The experienced Montessori adolescent farm managers who observed this urban activity found urban living engaging and courageous. For example, commercial ventures were recycling rags and steel from the Bayou or warehouses, removing junk from the creek, testing the water table, checking the minerals in the soil, establishing garden beds, and more. The visitors from Montessori farm communities stood in awe and respect of St. Catherine’s widespread outreach and saluted the joy and optimism the youth expressed about the heavy work ahead. Work was their joy. Their home base was a nineteenth century house with a fence that they were rebuilding and painting, still preserving its original characteristics as a modest home.

The city qualities celebrate a part of the human condition and the Buffalo Bayou mystique: the work of removing invasive species, meeting the homeless, learning the expansive ethnic neighborhoods and the sounds and sights of the city at work, living out of doors, bonfires, dancing in the parks and streets, andopen markets. Hopes, and dreams chase away the potential dangers and put the adolescent in charge of his or her terrain without the usual urban phobia.

Essential Principles for Urban and Rural  Adolescent Prepared Environment

Psychological Characteristics and Needs of Adolescents

The psychological characteristics and human tendencies are the basis for designing the prepared environment


Real and meaningful intellectual and physical work

Economy—Production and Exchange

Relating to selling what one produces in exchange for money

Experiencing Nature and Supranature—Science Studies

Looking at the connection between the natural and human-built world

Living Community and Community Extensions

The cohesion and cooperation of the group through physical

and intellectual work enhanced by living together, sharing practical life, and experiencing personal needs in relation to the whole community

History of Humanity in Relation to Community and Life’s Purpose

Full view of history as it is relevant to the adolescent community, leading to the “vocation of man.”

Self-Expression and the Artistic Occupations


Pedagogy of Place—Beyond the Classroom

Utilization of place to build a sense of belonging and responsibility

Emphasis on Character

Valorization through Noble Characteristics

Roles Beyond Childhood/Reality Base

Work is meaningful, real, and necessary to the environment

Easy Access to a Broad Range of Activities

Activities offered to challenge many different kinds of skills and aptitudes

Key Ongoing Experiences/Seasonal

Organizing experiences and materials that meet the needs of development

outside of the classroom.




Deep Dive Conversation at St. Catherine’s Montessori

January, 2018

Facilitated by David Kahn


Andrew Gaertner - Lake Country (commute farm)

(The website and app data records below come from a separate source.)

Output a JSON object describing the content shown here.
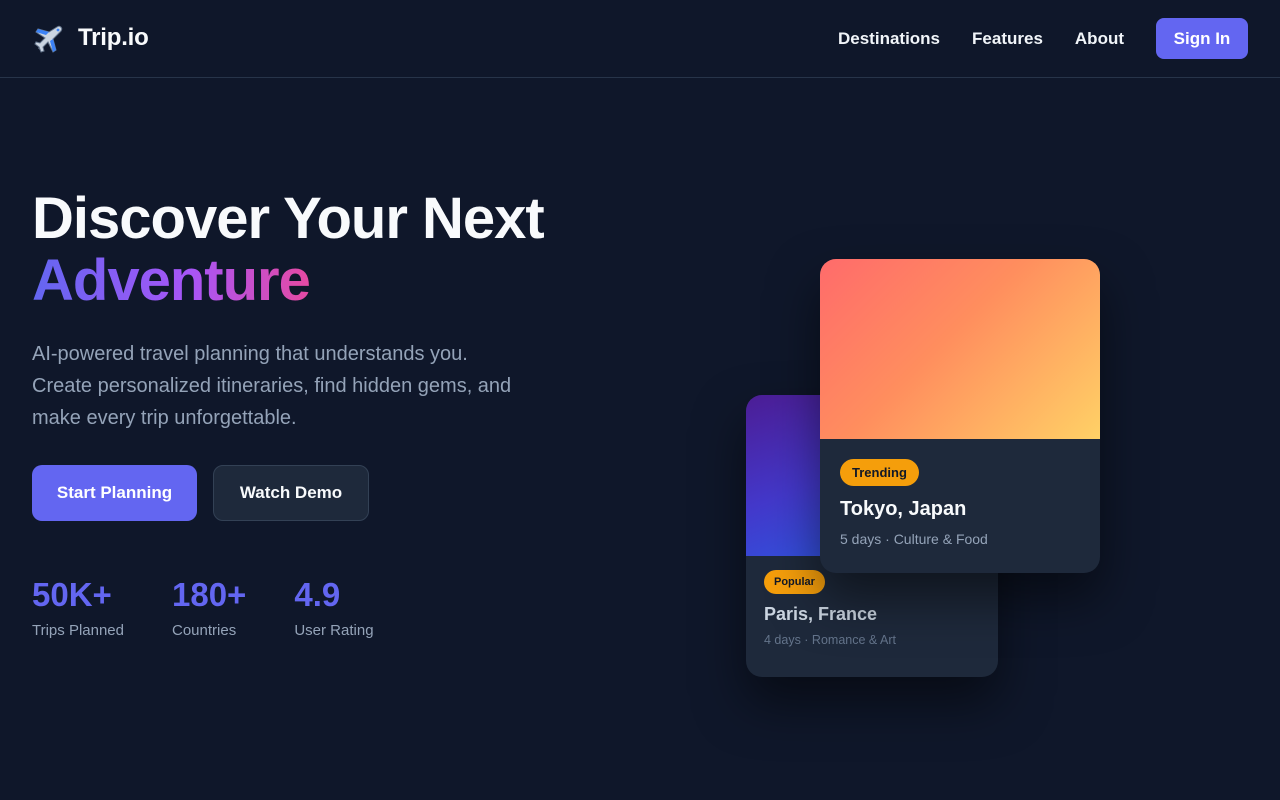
{
  "brand": {
    "name": "Trip.io",
    "icon": "airplane-icon"
  },
  "nav": {
    "links": [
      "Destinations",
      "Features",
      "About"
    ],
    "signin_label": "Sign In"
  },
  "hero": {
    "title_line1": "Discover Your Next",
    "title_line2": "Adventure",
    "subtitle": "AI-powered travel planning that understands you. Create personalized itineraries, find hidden gems, and make every trip unforgettable.",
    "primary_cta": "Start Planning",
    "secondary_cta": "Watch Demo"
  },
  "stats": [
    {
      "value": "50K+",
      "label": "Trips Planned"
    },
    {
      "value": "180+",
      "label": "Countries"
    },
    {
      "value": "4.9",
      "label": "User Rating"
    }
  ],
  "cards": {
    "front": {
      "badge": "Trending",
      "title": "Tokyo, Japan",
      "meta": "5 days · Culture & Food"
    },
    "back": {
      "badge": "Popular",
      "title": "Paris, France",
      "meta": "4 days · Romance & Art"
    }
  },
  "colors": {
    "background": "#0f172a",
    "accent": "#6366f1",
    "badge": "#f59e0b",
    "card": "#1e293b"
  }
}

Jesse Gevirtz - Austin Montessori, Director of Adolescent program (urban campus)

Eileen Hatcher - Pioneer generation Japhet Creek

Alexander Heil - Head of Middle School, St. Helena’s Farm Campus, Northern CA (Farm Campus)

Kathy Hijazi - St. Catherine’s founding faculty for Farm

David Kahn - Adolescent rural and urban farm

Amy Lindsey - St. Catherine’s scribe

Jacquie Maughan - NAMTA President, rural farm

Jim Ohmart - Early pioneer historian of Japhet Creek

Patricia Pantano - Operating farm

Catherine Ruff - St. Catherine’s faculty

Dusty Simpson - St. Catherine’s faculty

Susan Tracy - Head of St. Catherine’s

Brian SenseDavid Kahn